Nods to the Source Material

The book doesn't completely turn it's back on the comics. Superman has all the powers he does in the comics, even some that he didn't get until much later. Lex Luthor is a politician/gangster in this version, but there is a nod to his mad genius roots. He plans to build a robot army with his scientist henchman. Superman gets to take a break from knocking out hoods and breaking his friend out of jail (I told you this book was gritty) to fight one of Lex's killer robots. Actually, the most interesting parts of the book are focused on Luthor's subordinates. They are the ones who keep the book moving along while Clark is busy moping his way across the country.

If you're not a fan of the Superman from the comics, or the movies from the 70's and 80's, you might enjoy this. Although if you're not a comics fan, you probably wouldn't want to read it in the first place. If you are a Superman fan, you might still enjoy it. I did, even though I found myself often frustrated with how characters were depicted, or certain developments that didn't make sense to me. Overall, I just hope that someday we get a version of Superman where the people who make it are not embarrassed to be making Superman.

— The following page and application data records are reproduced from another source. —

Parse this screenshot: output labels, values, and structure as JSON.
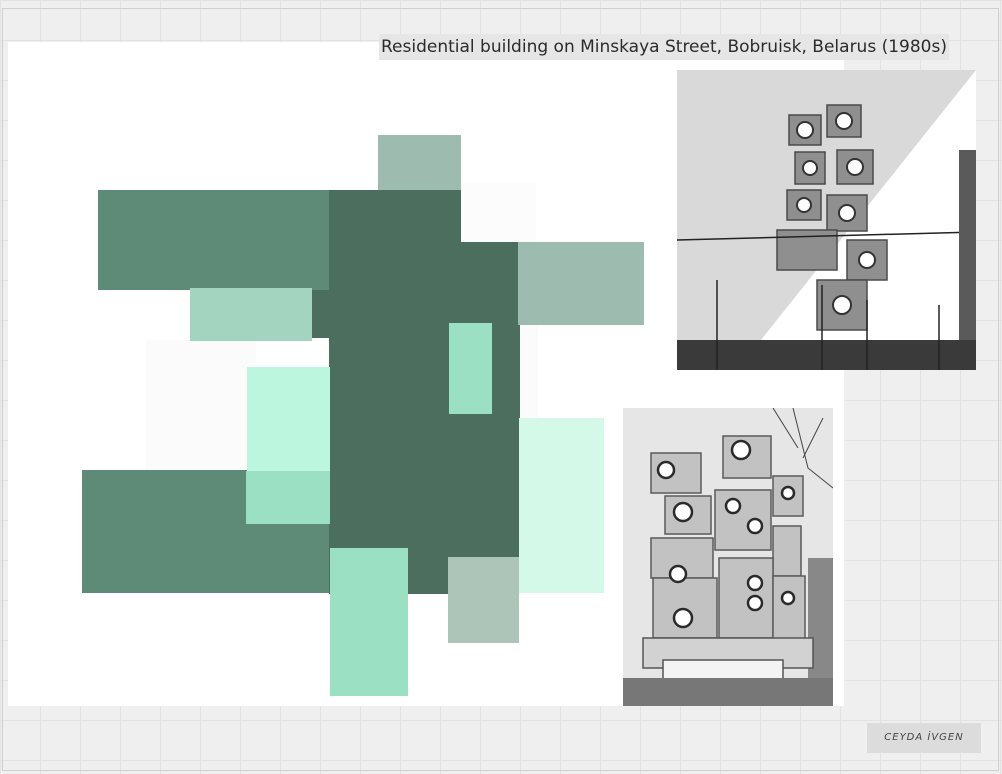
{
  "caption": {
    "title": "Residential building on Minskaya Street, Bobruisk, Belarus (1980s)",
    "author": "CEYDA İVGEN"
  },
  "colors": {
    "dark_green": "#4b6e5e",
    "medium_green": "#5e8b77",
    "sage": "#9dbbae",
    "pale_sage": "#adc4b9",
    "mint": "#a3d4bf",
    "bright_mint": "#9be0c3",
    "light_mint": "#bdf6df",
    "pale_mint": "#d4f9e9"
  },
  "photos": [
    {
      "name": "photo-building-aerial",
      "description_icon": "building-photo-icon"
    },
    {
      "name": "photo-building-street",
      "description_icon": "building-photo-icon"
    }
  ]
}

© 2018 Gracchus Gruad


Gracchus Gruad (author) on June 12, 2020:

I barely touched on the details of the story, so I'm not sure what you mean by spoilers. I'm also confused about my supposed bias. If I have a bias it's that I love the character of Superman. This book just wasn't to my taste. Apparently it was to yours, and that's great. As far as there being dozens of iterations of Superman, most of them have stuck to the same basic story lines and character traits. Of those that don't, I have enjoyed a few but most I didn't. I admit, I like the Superman I grew up reading in the comics and watching on television. Again, that's my taste. I don't feel like Superman needs to be gritty. I like the Superman that's about truth and justice and hope. If you don't agree, that's cool. We just look for different things in a Superman story.

Nick on May 26, 2020:

There is a lot of bias in your review. especially for a character with dozens of iterations. This review is simply not helpful and actually goes into spoiler territory

Tim Truzy from U.S.A. on March 15, 2018:

I will probably not read this novel. It seems a though DC is trying to hard to imitate Marvel Comics in depicting dark and dreary. One example of this is the fact that DC is using N.Y. for the back drop of a story. Stan Lee said he purposefully chose N.Y. City as a setting to write most of his famous Marvel Comics.

It's as if they want to take the "super" out of Superman.

I was O.K. with Batman being portrayed a dark and just a bit on the verge of crazy; it fits his origin - lost parents, raised by a butler, etc. That was great.

But Superman is not an X-man, Avenger, or even Spiderman type character.

Perhaps, if DC is creating an alternative universe where Superman is a sap, sucker, lost his down home values, morally confused - all right. But at some point, DC should realize, we still need champions of truth, justice, and the American way. (from the original Superman series.)

The original Superman fought Nazis and helped to bring down the KKK in Atlanta through radio broadcasts.

At a time when we are struggling to establish who we are as a nation, that Superman would still be valuable.